Main menu


New quantum technology combining free electrons and photons

New quantum technology combining free electrons and photons

An optical chip with a ring-shaped optical storage and optical fiber coupling called a microring resonator. The tip is only 3 mm wide and the tip ring resonator has a radius of 0.114 mm. Credit: Armin Feist / Max Planck Institute for Multidisciplinary Sciences

Quantum technology has the potential to revolutionize our lives, much like the inventions of computers and the internet did: faster computers, eavesdropping communications, better car sensors. Experts around the world are trying to implement the results of basic research into quantum technology. For this purpose, individual particles such as photons (subatomic particles of light) often need to have tailored properties.

However, obtaining individual particles is complex and requires complex methods.A study recently published in the journal chemistryresearchers now present a new method to simultaneously generate two individual particles in the form of pairs.

Fundamentals of Quantum Physics in Electron Microscopy

An international team from the Max Planck Institute (MPI) in Göttingen, the University of Göttingen and the Swiss Federal Institute of Technology in Lausanne (EPFL) has successfully combined a single free electron with a photon in an electron microscope. In the Göttingen experiment, a beam from an electron microscope passes through an integrated optical chip manufactured by a Swiss team. The chip consists of fiber optic coupling and a ring-shaped resonator that stores light by keeping photons moving on a circular path.

“When electrons scatter in an initially empty cavity, photons are created,” explains MPI scientist Armin Feist, one of the study’s first authors. “In the process, the electron loses exactly the amount of energy needed for a photon to be created from virtually nothing in the cavity.
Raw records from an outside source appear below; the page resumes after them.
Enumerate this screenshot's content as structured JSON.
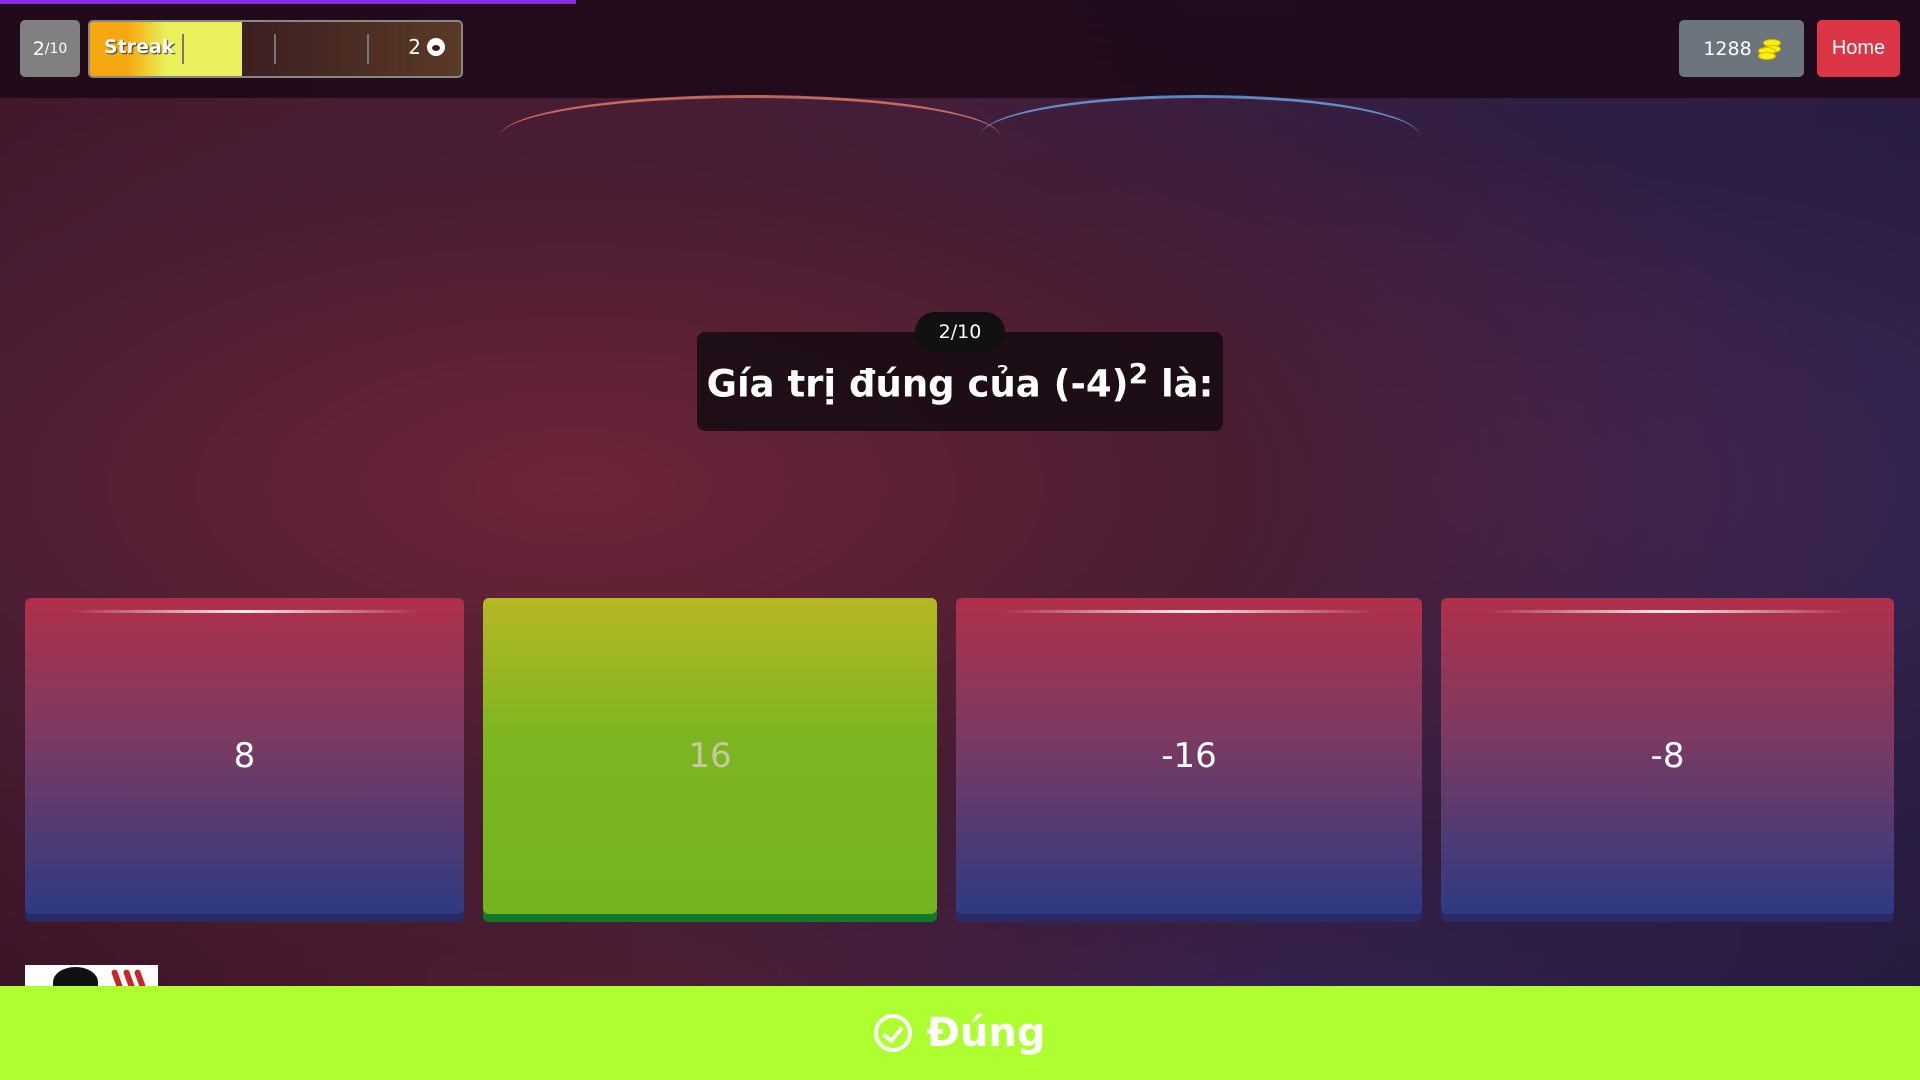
{
  "progress_percent": 30,
  "header": {
    "counter": {
      "current": "2",
      "total": "/10"
    },
    "streak": {
      "label": "Streak",
      "count": "2",
      "fill_percent": 41,
      "icon": "flame-icon"
    },
    "coins": {
      "value": "1288",
      "icon": "coins-icon"
    },
    "home_label": "Home"
  },
  "question": {
    "badge": "2/10",
    "text": "Gía trị đúng của (-4)",
    "superscript": "2",
    "suffix": " là:"
  },
  "answers": [
    {
      "label": "8",
      "state": "normal"
    },
    {
      "label": "16",
      "state": "correct"
    },
    {
      "label": "-16",
      "state": "normal"
    },
    {
      "label": "-8",
      "state": "normal"
    }
  ],
  "result": {
    "label": "Đúng",
    "icon": "check-circle-icon",
    "color": "#adff2f"
  }
}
As a result, the two particles are bound by interaction, They form pairs.” Improved measurement methods have allowed physicists to accurately detect the individual particles involved and their co-occurrences.

Future quantum technology with free electrons

“For an electron-photon pair, just measuring one particle gives us information about the energy content and temporal appearance of the second particle,” says Germaine Arend, Ph.D. She is an MPI candidate and lead author of the study. This allows the researcher to use one quantum particle in her experiments while at the same time confirming its existence by detecting other particles in a so-called heralding scheme. Such capabilities are necessary for many applications of quantum technology.

Claus Ropers, Director of Max Planck, sees electron-photon pairs as a new opportunity for quantum research. “This method opens up exciting new possibilities for electron microscopy. In the field of quantum optics, entangled photon pairs are already improving imaging. ,” says Roper.

EPFL professor Tobias Kippenberg adds: .”

Integration of integrated photonics and electron microscopy

For more information:
Armin Feist et al, Cavity-mediated electron-photon pair, chemistry (2022). DOI: 10.1126/science.abo5037

Courtesy of the Max Planck Society

Quote: New Quantum Technology Combining Free Electrons and Photons (August 17, 2022)

This document is subject to copyright. No part may be reproduced without written permission, except in fair trade for personal research or research purposes. Content is provided for informational purposes only.